(Data under study)

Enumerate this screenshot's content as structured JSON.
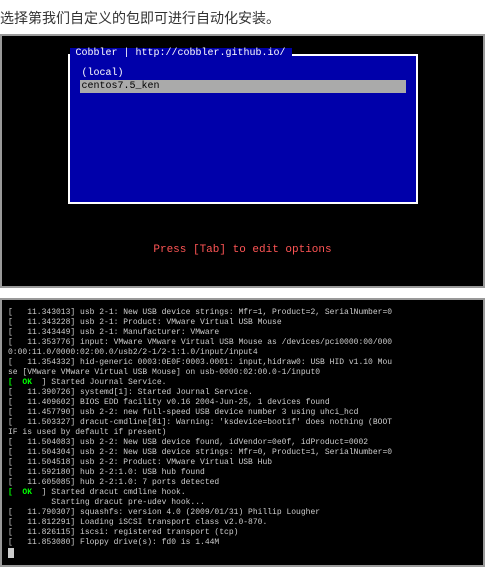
{
  "heading": "选择第我们自定义的包即可进行自动化安装。",
  "cobbler": {
    "title_prefix": "Cobbler | ",
    "title_url": "http://cobbler.github.io/",
    "menu_items": [
      {
        "label": "(local)",
        "selected": false
      },
      {
        "label": "centos7.5_ken",
        "selected": true
      }
    ],
    "hint": "Press [Tab] to edit options"
  },
  "dmesg": {
    "lines": [
      {
        "t": "[   11.343013] usb 2-1: New USB device strings: Mfr=1, Product=2, SerialNumber=0"
      },
      {
        "t": "[   11.343228] usb 2-1: Product: VMware Virtual USB Mouse"
      },
      {
        "t": "[   11.343449] usb 2-1: Manufacturer: VMware"
      },
      {
        "t": "[   11.353776] input: VMware VMware Virtual USB Mouse as /devices/pci0000:00/000"
      },
      {
        "t": "0:00:11.0/0000:02:00.0/usb2/2-1/2-1:1.0/input/input4"
      },
      {
        "t": "[   11.354332] hid-generic 0003:0E0F:0003.0001: input,hidraw0: USB HID v1.10 Mou"
      },
      {
        "t": "se [VMware VMware Virtual USB Mouse] on usb-0000:02:00.0-1/input0"
      },
      {
        "ok": true,
        "t": "] Started Journal Service."
      },
      {
        "t": "[   11.390726] systemd[1]: Started Journal Service."
      },
      {
        "t": "[   11.409602] BIOS EDD facility v0.16 2004-Jun-25, 1 devices found"
      },
      {
        "t": "[   11.457790] usb 2-2: new full-speed USB device number 3 using uhci_hcd"
      },
      {
        "t": "[   11.503327] dracut-cmdline[81]: Warning: 'ksdevice=bootif' does nothing (BOOT"
      },
      {
        "t": "IF is used by default if present)"
      },
      {
        "t": "[   11.504083] usb 2-2: New USB device found, idVendor=0e0f, idProduct=0002"
      },
      {
        "t": "[   11.504304] usb 2-2: New USB device strings: Mfr=0, Product=1, SerialNumber=0"
      },
      {
        "t": "[   11.504518] usb 2-2: Product: VMware Virtual USB Hub"
      },
      {
        "t": "[   11.592180] hub 2-2:1.0: USB hub found"
      },
      {
        "t": "[   11.605085] hub 2-2:1.0: 7 ports detected"
      },
      {
        "ok": true,
        "t": "] Started dracut cmdline hook."
      },
      {
        "t": "         Starting dracut pre-udev hook..."
      },
      {
        "t": "[   11.790307] squashfs: version 4.0 (2009/01/31) Phillip Lougher"
      },
      {
        "t": "[   11.812291] Loading iSCSI transport class v2.0-870."
      },
      {
        "t": "[   11.826115] iscsi: registered transport (tcp)"
      },
      {
        "t": "[   11.853080] Floppy drive(s): fd0 is 1.44M"
      }
    ],
    "ok_prefix": "[  OK  "
  }
}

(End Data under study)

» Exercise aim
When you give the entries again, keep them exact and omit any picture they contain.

» Exercise result
Enumerate this screenshot's content as structured JSON.
{
  "heading": "选择第我们自定义的包即可进行自动化安装。",
  "cobbler": {
    "title_prefix": "Cobbler | ",
    "title_url": "http://cobbler.github.io/",
    "menu_items": [
      {
        "label": "(local)",
        "selected": false
      },
      {
        "label": "centos7.5_ken",
        "selected": true
      }
    ],
    "hint": "Press [Tab] to edit options"
  },
  "dmesg": {
    "lines": [
      {
        "t": "[   11.343013] usb 2-1: New USB device strings: Mfr=1, Product=2, SerialNumber=0"
      },
      {
        "t": "[   11.343228] usb 2-1: Product: VMware Virtual USB Mouse"
      },
      {
        "t": "[   11.343449] usb 2-1: Manufacturer: VMware"
      },
      {
        "t": "[   11.353776] input: VMware VMware Virtual USB Mouse as /devices/pci0000:00/000"
      },
      {
        "t": "0:00:11.0/0000:02:00.0/usb2/2-1/2-1:1.0/input/input4"
      },
      {
        "t": "[   11.354332] hid-generic 0003:0E0F:0003.0001: input,hidraw0: USB HID v1.10 Mou"
      },
      {
        "t": "se [VMware VMware Virtual USB Mouse] on usb-0000:02:00.0-1/input0"
      },
      {
        "ok": true,
        "t": "] Started Journal Service."
      },
      {
        "t": "[   11.390726] systemd[1]: Started Journal Service."
      },
      {
        "t": "[   11.409602] BIOS EDD facility v0.16 2004-Jun-25, 1 devices found"
      },
      {
        "t": "[   11.457790] usb 2-2: new full-speed USB device number 3 using uhci_hcd"
      },
      {
        "t": "[   11.503327] dracut-cmdline[81]: Warning: 'ksdevice=bootif' does nothing (BOOT"
      },
      {
        "t": "IF is used by default if present)"
      },
      {
        "t": "[   11.504083] usb 2-2: New USB device found, idVendor=0e0f, idProduct=0002"
      },
      {
        "t": "[   11.504304] usb 2-2: New USB device strings: Mfr=0, Product=1, SerialNumber=0"
      },
      {
        "t": "[   11.504518] usb 2-2: Product: VMware Virtual USB Hub"
      },
      {
        "t": "[   11.592180] hub 2-2:1.0: USB hub found"
      },
      {
        "t": "[   11.605085] hub 2-2:1.0: 7 ports detected"
      },
      {
        "ok": true,
        "t": "] Started dracut cmdline hook."
      },
      {
        "t": "         Starting dracut pre-udev hook..."
      },
      {
        "t": "[   11.790307] squashfs: version 4.0 (2009/01/31) Phillip Lougher"
      },
      {
        "t": "[   11.812291] Loading iSCSI transport class v2.0-870."
      },
      {
        "t": "[   11.826115] iscsi: registered transport (tcp)"
      },
      {
        "t": "[   11.853080] Floppy drive(s): fd0 is 1.44M"
      }
    ],
    "ok_prefix": "[  OK  "
  }
}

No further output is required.